_Data excerpts:_
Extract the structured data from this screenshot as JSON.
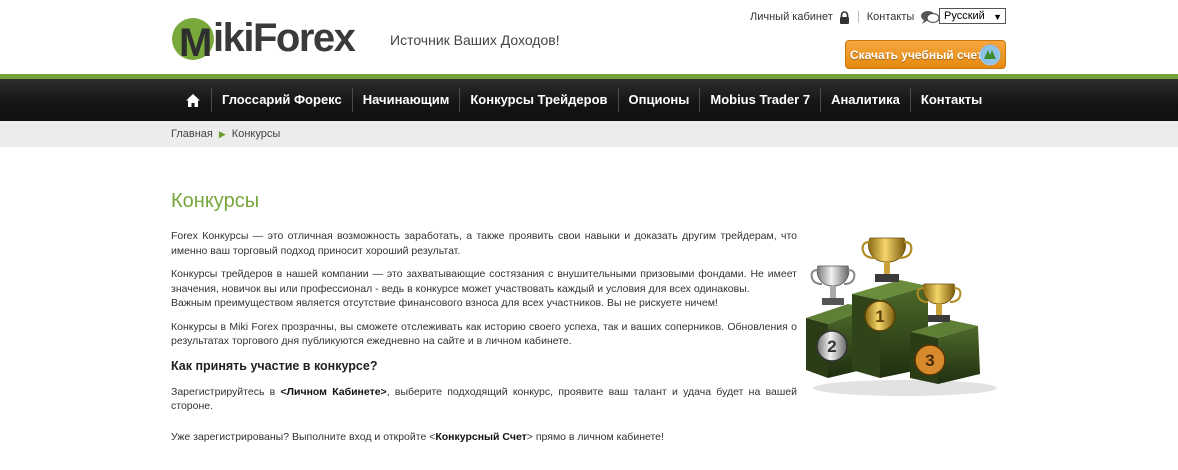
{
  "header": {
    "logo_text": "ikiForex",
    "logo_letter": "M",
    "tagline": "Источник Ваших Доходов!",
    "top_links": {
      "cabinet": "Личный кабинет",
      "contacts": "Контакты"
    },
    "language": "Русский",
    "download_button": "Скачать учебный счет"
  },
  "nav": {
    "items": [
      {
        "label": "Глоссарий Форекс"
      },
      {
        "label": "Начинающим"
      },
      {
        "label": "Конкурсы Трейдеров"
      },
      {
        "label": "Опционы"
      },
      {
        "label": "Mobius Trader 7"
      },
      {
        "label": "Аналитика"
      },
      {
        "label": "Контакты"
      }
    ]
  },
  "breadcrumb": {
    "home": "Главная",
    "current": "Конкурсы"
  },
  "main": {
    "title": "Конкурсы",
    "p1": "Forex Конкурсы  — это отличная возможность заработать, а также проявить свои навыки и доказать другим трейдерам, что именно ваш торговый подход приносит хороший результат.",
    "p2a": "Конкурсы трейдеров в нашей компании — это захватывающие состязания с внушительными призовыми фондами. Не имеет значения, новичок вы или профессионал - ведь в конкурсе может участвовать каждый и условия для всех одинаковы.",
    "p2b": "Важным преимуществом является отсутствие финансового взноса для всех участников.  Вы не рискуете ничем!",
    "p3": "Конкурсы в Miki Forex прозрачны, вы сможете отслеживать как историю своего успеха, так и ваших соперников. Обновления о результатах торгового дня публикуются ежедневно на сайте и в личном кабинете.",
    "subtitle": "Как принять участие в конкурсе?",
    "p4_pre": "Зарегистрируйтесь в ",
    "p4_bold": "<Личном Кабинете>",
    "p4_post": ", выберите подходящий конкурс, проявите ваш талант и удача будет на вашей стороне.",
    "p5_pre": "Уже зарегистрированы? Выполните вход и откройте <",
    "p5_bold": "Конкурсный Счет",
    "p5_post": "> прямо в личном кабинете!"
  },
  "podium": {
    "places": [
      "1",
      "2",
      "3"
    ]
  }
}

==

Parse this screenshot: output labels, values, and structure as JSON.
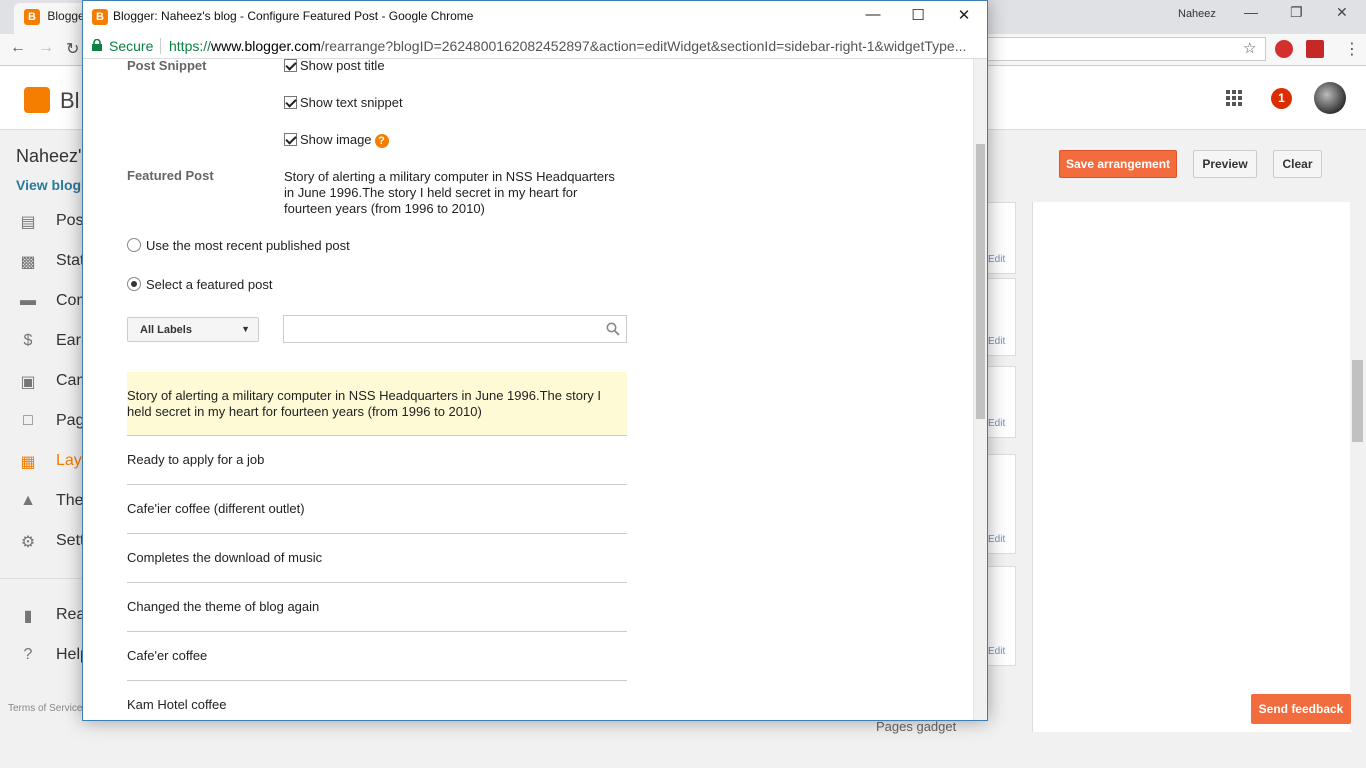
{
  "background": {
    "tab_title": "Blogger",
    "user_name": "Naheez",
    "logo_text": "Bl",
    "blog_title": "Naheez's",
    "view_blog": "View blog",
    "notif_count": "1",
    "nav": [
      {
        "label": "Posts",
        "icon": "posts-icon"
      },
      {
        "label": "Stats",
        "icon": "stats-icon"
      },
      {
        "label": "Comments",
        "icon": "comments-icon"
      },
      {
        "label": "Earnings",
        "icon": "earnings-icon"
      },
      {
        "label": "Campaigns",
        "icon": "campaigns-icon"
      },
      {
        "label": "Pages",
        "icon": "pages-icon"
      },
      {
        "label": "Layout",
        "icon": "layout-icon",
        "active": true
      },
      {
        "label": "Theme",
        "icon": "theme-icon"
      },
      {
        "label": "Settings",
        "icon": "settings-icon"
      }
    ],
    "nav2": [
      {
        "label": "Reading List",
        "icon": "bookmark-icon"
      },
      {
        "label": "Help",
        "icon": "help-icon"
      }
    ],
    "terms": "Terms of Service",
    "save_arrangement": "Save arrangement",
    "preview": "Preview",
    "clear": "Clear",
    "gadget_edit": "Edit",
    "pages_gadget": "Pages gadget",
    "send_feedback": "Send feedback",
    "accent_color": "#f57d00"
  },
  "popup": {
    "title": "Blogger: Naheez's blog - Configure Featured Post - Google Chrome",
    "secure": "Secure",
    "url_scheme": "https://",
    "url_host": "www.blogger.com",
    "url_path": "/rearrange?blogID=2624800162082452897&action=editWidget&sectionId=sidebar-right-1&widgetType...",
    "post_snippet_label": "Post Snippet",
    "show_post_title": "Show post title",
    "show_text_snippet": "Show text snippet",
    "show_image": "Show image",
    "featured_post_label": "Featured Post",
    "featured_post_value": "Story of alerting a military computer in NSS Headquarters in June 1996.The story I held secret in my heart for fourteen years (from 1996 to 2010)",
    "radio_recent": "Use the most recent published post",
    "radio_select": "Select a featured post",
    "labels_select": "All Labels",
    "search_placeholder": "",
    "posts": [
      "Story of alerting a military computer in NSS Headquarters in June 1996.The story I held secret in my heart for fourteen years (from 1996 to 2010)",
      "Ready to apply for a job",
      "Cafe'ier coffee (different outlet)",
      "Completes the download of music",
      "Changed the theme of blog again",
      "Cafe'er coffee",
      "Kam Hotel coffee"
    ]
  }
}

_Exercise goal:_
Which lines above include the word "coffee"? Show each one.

_Solution to the problem:_
      "Cafe'ier coffee (different outlet)",
      "Cafe'er coffee",
      "Kam Hotel coffee"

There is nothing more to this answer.